WHAT YOU ARE ASKED TO DO →
Bring together copies of the lines in the data below that contain the word "points".

*** Opening MATERIAL PROVIDED ***

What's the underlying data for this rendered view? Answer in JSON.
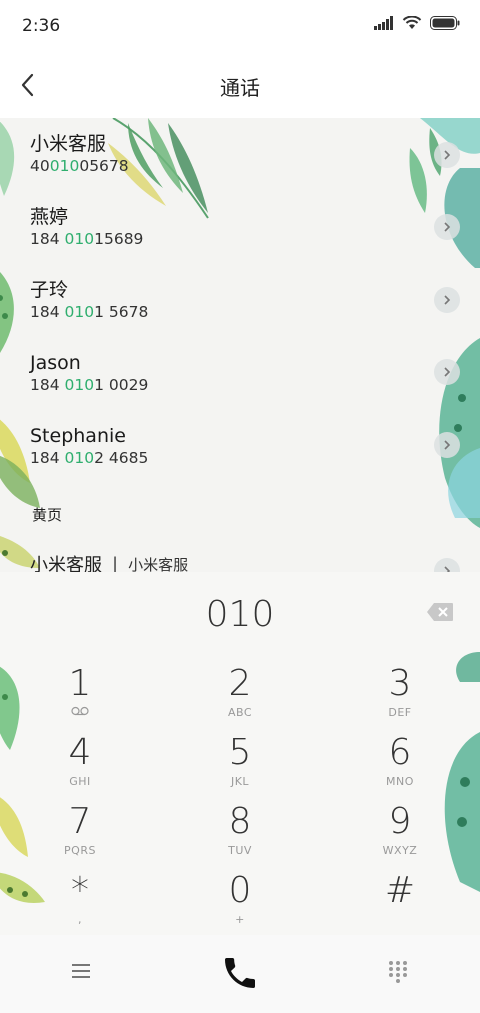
{
  "status": {
    "time": "2:36",
    "icons": [
      "signal-icon",
      "wifi-icon",
      "battery-icon"
    ]
  },
  "header": {
    "title": "通话"
  },
  "contacts": [
    {
      "name": "小米客服",
      "number_pre": "40",
      "number_match": "010",
      "number_post": "05678"
    },
    {
      "name": "燕婷",
      "number_pre": "184 ",
      "number_match": "010",
      "number_post": "15689"
    },
    {
      "name": "子玲",
      "number_pre": "184 ",
      "number_match": "010",
      "number_post": "1 5678"
    },
    {
      "name": "Jason",
      "number_pre": "184 ",
      "number_match": "010",
      "number_post": "1 0029"
    },
    {
      "name": "Stephanie",
      "number_pre": "184 ",
      "number_match": "010",
      "number_post": "2 4685"
    }
  ],
  "yellow_pages": {
    "section_label": "黄页",
    "entry_name": "小米客服",
    "separator": "|",
    "entry_sub": "小米客服"
  },
  "dialer": {
    "input_value": "010",
    "keys": [
      {
        "digit": "1",
        "letters": ""
      },
      {
        "digit": "2",
        "letters": "ABC"
      },
      {
        "digit": "3",
        "letters": "DEF"
      },
      {
        "digit": "4",
        "letters": "GHI"
      },
      {
        "digit": "5",
        "letters": "JKL"
      },
      {
        "digit": "6",
        "letters": "MNO"
      },
      {
        "digit": "7",
        "letters": "PQRS"
      },
      {
        "digit": "8",
        "letters": "TUV"
      },
      {
        "digit": "9",
        "letters": "WXYZ"
      },
      {
        "digit": "*",
        "letters": ","
      },
      {
        "digit": "0",
        "letters": "+"
      },
      {
        "digit": "#",
        "letters": ""
      }
    ]
  },
  "bottom_bar": {
    "icons": [
      "menu-icon",
      "phone-icon",
      "keypad-icon"
    ]
  },
  "colors": {
    "match_highlight": "#2fae6e",
    "leaf_green": "#5cb88a",
    "leaf_yellow": "#cfd84a"
  }
}
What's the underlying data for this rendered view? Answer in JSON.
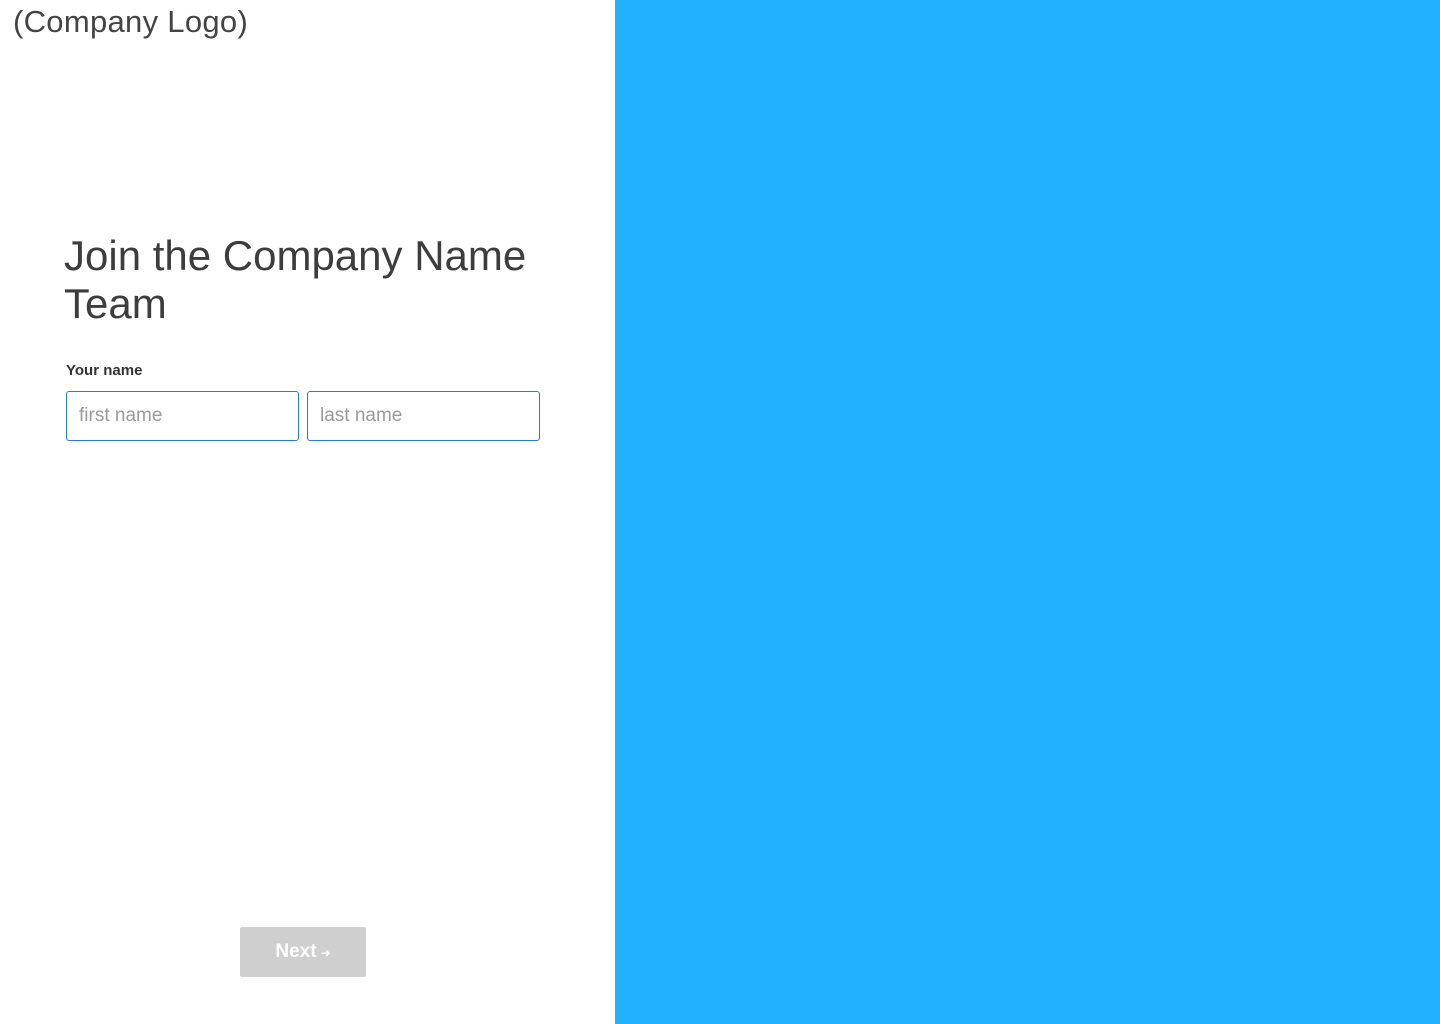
{
  "brand": {
    "logo_text": "(Company Logo)",
    "accent_color": "#20b2fe",
    "input_border_color": "#2a7bd9",
    "button_disabled_color": "#cfcfcf"
  },
  "form": {
    "title": "Join the Company Name Team",
    "name_label": "Your name",
    "first_name_placeholder": "first name",
    "first_name_value": "",
    "last_name_placeholder": "last name",
    "last_name_value": "",
    "next_label": "Next",
    "next_icon": "arrow-right-icon",
    "next_enabled": false
  },
  "side_panel": {
    "background_color": "#20b2fe"
  }
}
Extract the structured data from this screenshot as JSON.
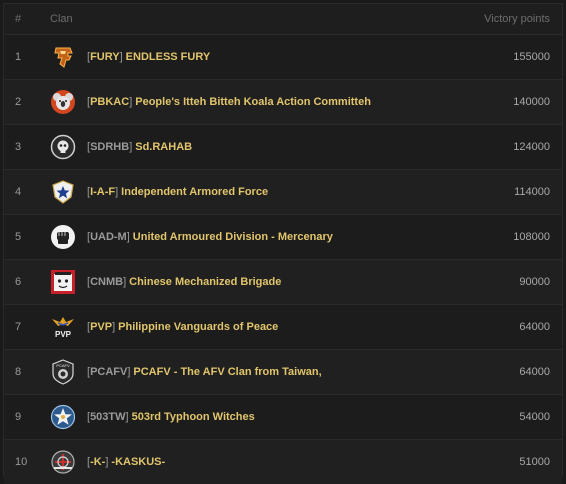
{
  "header": {
    "num": "#",
    "clan": "Clan",
    "points": "Victory points"
  },
  "rows": [
    {
      "rank": "1",
      "tag": "FURY",
      "tag_color": "#e1c56c",
      "name": "ENDLESS FURY",
      "points": "155000",
      "emblem": "fury-emblem-icon"
    },
    {
      "rank": "2",
      "tag": "PBKAC",
      "tag_color": "#e1c56c",
      "name": "People's Itteh Bitteh Koala Action Committeh",
      "points": "140000",
      "emblem": "koala-emblem-icon"
    },
    {
      "rank": "3",
      "tag": "SDRHB",
      "tag_color": "#9a9a9a",
      "name": "Sd.RAHAB",
      "points": "124000",
      "emblem": "skull-emblem-icon"
    },
    {
      "rank": "4",
      "tag": "I-A-F",
      "tag_color": "#e1c56c",
      "name": "Independent Armored Force",
      "points": "114000",
      "emblem": "star-shield-emblem-icon"
    },
    {
      "rank": "5",
      "tag": "UAD-M",
      "tag_color": "#9a9a9a",
      "name": "United Armoured Division - Mercenary",
      "points": "108000",
      "emblem": "fist-emblem-icon"
    },
    {
      "rank": "6",
      "tag": "CNMB",
      "tag_color": "#9a9a9a",
      "name": "Chinese Mechanized Brigade",
      "points": "90000",
      "emblem": "cartoon-emblem-icon"
    },
    {
      "rank": "7",
      "tag": "PVP",
      "tag_color": "#e1c56c",
      "name": "Philippine Vanguards of Peace",
      "points": "64000",
      "emblem": "pvp-eagle-emblem-icon"
    },
    {
      "rank": "8",
      "tag": "PCAFV",
      "tag_color": "#9a9a9a",
      "name": "PCAFV - The AFV Clan from Taiwan,",
      "points": "64000",
      "emblem": "pcafv-badge-emblem-icon"
    },
    {
      "rank": "9",
      "tag": "503TW",
      "tag_color": "#9a9a9a",
      "name": "503rd Typhoon Witches",
      "points": "54000",
      "emblem": "star-badge-emblem-icon"
    },
    {
      "rank": "10",
      "tag": "-K-",
      "tag_color": "#e1c56c",
      "name": "-KASKUS-",
      "points": "51000",
      "emblem": "kaskus-emblem-icon"
    }
  ],
  "brackets": {
    "open": "[",
    "close": "]"
  }
}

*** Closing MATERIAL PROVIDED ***

RESPONSE AREA →
    "points": "Victory points"
      "points": "155000",
      "points": "140000",
      "points": "124000",
      "points": "114000",
      "points": "108000",
      "points": "90000",
      "points": "64000",
      "points": "64000",
      "points": "54000",
      "points": "51000",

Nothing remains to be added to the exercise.